**Exercise prompt:**
Only an exact repetition of the lines from the one that holds "Serialize everything readable" to the end of the records is wanted.

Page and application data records
'''
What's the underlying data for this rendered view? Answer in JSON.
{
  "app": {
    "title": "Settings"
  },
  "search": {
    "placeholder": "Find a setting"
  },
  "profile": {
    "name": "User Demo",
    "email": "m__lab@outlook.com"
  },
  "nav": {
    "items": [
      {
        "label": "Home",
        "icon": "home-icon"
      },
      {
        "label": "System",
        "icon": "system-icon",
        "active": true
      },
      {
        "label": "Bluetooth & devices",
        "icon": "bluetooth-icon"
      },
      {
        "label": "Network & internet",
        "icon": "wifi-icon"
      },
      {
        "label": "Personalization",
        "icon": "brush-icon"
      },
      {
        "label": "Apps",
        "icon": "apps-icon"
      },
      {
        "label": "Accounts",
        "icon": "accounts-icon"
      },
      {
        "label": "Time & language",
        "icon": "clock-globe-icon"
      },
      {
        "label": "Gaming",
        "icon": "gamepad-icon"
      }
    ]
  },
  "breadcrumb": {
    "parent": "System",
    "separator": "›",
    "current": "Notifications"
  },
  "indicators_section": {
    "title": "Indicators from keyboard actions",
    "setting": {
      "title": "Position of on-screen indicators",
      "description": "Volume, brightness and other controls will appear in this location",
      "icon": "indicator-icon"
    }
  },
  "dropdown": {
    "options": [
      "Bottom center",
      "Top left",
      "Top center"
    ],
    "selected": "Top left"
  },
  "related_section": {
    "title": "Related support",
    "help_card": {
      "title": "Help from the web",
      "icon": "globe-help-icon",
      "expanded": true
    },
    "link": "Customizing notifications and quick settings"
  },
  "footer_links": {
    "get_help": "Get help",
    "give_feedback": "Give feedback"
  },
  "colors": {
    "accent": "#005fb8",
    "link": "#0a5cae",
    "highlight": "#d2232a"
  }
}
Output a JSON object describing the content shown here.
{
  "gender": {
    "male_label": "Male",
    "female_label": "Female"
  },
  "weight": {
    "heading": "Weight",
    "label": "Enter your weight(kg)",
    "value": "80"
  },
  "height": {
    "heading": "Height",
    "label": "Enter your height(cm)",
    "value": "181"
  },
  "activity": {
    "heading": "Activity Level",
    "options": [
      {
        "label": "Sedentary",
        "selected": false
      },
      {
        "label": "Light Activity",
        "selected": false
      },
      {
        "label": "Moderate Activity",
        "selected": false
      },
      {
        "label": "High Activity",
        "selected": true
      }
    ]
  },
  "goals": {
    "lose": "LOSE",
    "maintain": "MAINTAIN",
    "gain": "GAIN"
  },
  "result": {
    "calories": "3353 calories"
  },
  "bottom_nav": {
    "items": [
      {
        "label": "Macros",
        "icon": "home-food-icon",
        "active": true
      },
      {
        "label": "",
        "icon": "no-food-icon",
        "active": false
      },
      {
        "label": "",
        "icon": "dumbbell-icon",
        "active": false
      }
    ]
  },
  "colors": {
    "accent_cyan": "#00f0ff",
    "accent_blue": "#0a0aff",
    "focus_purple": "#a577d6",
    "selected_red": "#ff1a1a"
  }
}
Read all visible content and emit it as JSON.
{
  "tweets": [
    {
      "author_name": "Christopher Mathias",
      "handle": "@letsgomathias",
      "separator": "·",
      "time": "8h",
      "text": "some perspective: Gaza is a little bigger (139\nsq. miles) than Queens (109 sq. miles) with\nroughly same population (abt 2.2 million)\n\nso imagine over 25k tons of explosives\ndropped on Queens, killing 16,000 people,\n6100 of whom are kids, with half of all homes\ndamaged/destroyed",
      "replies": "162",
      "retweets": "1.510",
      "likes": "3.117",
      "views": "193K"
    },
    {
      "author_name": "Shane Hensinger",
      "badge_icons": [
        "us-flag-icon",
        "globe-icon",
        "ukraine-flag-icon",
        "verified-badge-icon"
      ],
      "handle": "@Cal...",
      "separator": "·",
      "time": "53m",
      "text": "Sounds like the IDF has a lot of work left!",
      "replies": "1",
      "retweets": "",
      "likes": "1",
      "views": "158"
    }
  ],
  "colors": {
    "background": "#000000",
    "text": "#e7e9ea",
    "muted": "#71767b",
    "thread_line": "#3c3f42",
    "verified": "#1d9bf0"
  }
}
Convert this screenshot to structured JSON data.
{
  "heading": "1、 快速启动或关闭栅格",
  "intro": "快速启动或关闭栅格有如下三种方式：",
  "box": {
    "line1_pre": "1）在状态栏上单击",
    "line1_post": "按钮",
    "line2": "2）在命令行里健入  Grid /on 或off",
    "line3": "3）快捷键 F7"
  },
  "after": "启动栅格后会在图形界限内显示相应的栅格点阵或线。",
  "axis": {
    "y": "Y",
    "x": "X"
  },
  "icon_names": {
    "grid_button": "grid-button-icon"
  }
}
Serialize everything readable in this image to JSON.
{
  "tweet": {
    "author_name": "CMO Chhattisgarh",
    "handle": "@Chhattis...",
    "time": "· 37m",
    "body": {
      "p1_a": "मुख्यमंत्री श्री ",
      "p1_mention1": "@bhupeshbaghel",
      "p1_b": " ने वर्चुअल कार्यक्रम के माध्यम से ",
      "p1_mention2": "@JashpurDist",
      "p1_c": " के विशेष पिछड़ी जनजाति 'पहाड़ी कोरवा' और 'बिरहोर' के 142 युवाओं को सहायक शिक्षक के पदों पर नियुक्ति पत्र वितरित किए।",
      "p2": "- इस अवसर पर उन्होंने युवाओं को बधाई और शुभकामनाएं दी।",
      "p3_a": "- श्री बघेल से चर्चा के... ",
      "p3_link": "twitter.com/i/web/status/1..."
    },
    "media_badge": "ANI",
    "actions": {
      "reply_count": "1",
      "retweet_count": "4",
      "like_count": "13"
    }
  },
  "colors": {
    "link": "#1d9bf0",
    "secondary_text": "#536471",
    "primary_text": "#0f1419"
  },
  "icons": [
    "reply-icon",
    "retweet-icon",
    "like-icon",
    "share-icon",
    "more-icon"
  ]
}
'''
**Solved problem:**
Serialize everything readable in this image to JSON.
{
  "tweet": {
    "author_name": "CMO Chhattisgarh",
    "handle": "@Chhattis...",
    "time": "· 37m",
    "body": {
      "p1_a": "मुख्यमंत्री श्री ",
      "p1_mention1": "@bhupeshbaghel",
      "p1_b": " ने वर्चुअल कार्यक्रम के माध्यम से ",
      "p1_mention2": "@JashpurDist",
      "p1_c": " के विशेष पिछड़ी जनजाति 'पहाड़ी कोरवा' और 'बिरहोर' के 142 युवाओं को सहायक शिक्षक के पदों पर नियुक्ति पत्र वितरित किए।",
      "p2": "- इस अवसर पर उन्होंने युवाओं को बधाई और शुभकामनाएं दी।",
      "p3_a": "- श्री बघेल से चर्चा के... ",
      "p3_link": "twitter.com/i/web/status/1..."
    },
    "media_badge": "ANI",
    "actions": {
      "reply_count": "1",
      "retweet_count": "4",
      "like_count": "13"
    }
  },
  "colors": {
    "link": "#1d9bf0",
    "secondary_text": "#536471",
    "primary_text": "#0f1419"
  },
  "icons": [
    "reply-icon",
    "retweet-icon",
    "like-icon",
    "share-icon",
    "more-icon"
  ]
}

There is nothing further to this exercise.